  • Can complete red courses confidently.
  • Can work 1 on 1 with red level orienteers at events and training events.
  • Can support Development Coaches to organise coaching events and lead coaching sessions for club their club.

An advanced coach needs to teach these techniques. Some of these techniques also have exercise ideas and video explanations to give you an idea of how to present these new concepts in the most effective way.

  • Detailed contour interpretation
  • Precise map orientation and bearings
  • Advanced handrails and stepping stones
  • Advanced attackpoints
  • Precise distance judgement
  • Relocation
  • Simplification
  • Visualising control circle precisely
  • Planning ahead
  • Magnification
  • Know all symbols
  • All symbol control descriptions
  • Can explain all techniques for red to an Advanced Coach.
  • Has organised a club training event or junior camp under the guidance of an Advanced Coach.
  • Has been assessed helping 3 red level orienteers by an Advanced Coach, and has received feedback.
  • Has been assessed qualifying a Development Coach by an Advanced Coach, and has received feedback.
  • Has attended an online or in-person training course.

Ready to be recognised as a qualified Advanced Coach?

High Performance Coaches are required for overseeing travelling teams and high performance training camps. They are valued for their depth of experience and ability to challenge and support each orienteer according to their individual strengths and weaknesses. Here, there is scope to challenge conventional thinking in pursuit of competitive results.

A High Performance Coach should also aim to have good communication and emotional intelligence to help athletes manage typical stresses associated with performance-orientated training and competition.

Qualified High Performance Coaches are looked upon favourably when applying for ONZ coaching jobs, but the qualification is not an essential requirement.

  • To organise training camps, training plans, and competition trips for competitive orienteers.
  • To work closely with competitive orienteers as individuals with unique strengths, weaknesses and ambitions.
  • To develop techniques that challenge conventional wisdom and innovate new training exercises.
  • Can complete red courses at a competitive level, at least in terms of navigational skill.
  • Can work 1 on 1 with competitive red level orienteers at events and training events.
  • Can create performance-orientated team environments.
  • Is familiar with the Coaching Framework’s core techniques and recommended terminology.

Elite Coaches have a deep understanding of how to coach techniques for red level orienteering and the ability to tailor the presentation of training exercises for competitive individuals with specific performance goals and terrain types in mind.

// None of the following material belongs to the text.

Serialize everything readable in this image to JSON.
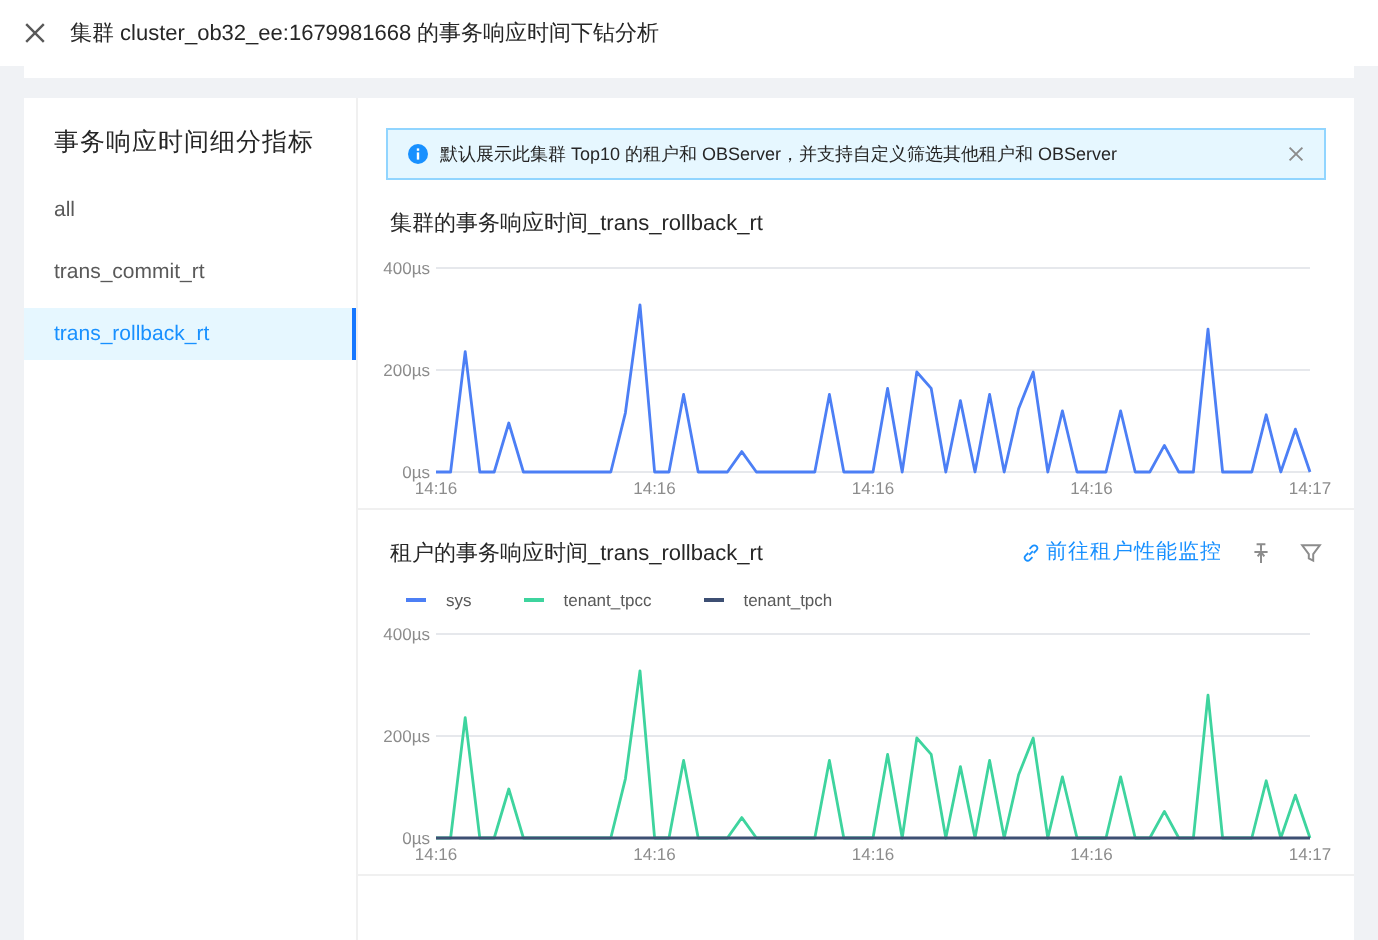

  • Has years’ of experience organising orienteering training exercises, sessions, and events.
  • Has completed an online training with the Coaching working group. The training will be conducted after applying. The sessions will be interactive, so please prepare two cases to discus; one highlighting a coaching experience where you demonstrated innovative thinking, and another where you had problems implementing effective training and have learned from any problems.

Ready to be recognised as a qualified High Performance Coach?

FAQ

Do I need to progress through the levels sequentially?

No, as a potential coach we want you to decide which qualification is best for you based on your orienteering skills and coaching competencies. The qualifications are not levels of superiority. Read the job descriptions and have a think about how you’d like to contribute. You should apply for multiple qualifications separately if you are likely to be in multiple roles.

I’m a skilled orienteering coach already, what is the benefit of me being qualified?

Firstly, it’s important to Orienteering NZ that new and seasoned orienteers are treated equally when applying for a coaching qualification. Secondly, Many of the qualification requirements are about communication style and consistency with the online resources. Getting qualified is not about testing your knowledge of orienteering, it is about understanding our recommended approach to communicating to all orienteers, especially newcomers, and supporting other coaches and the broader system.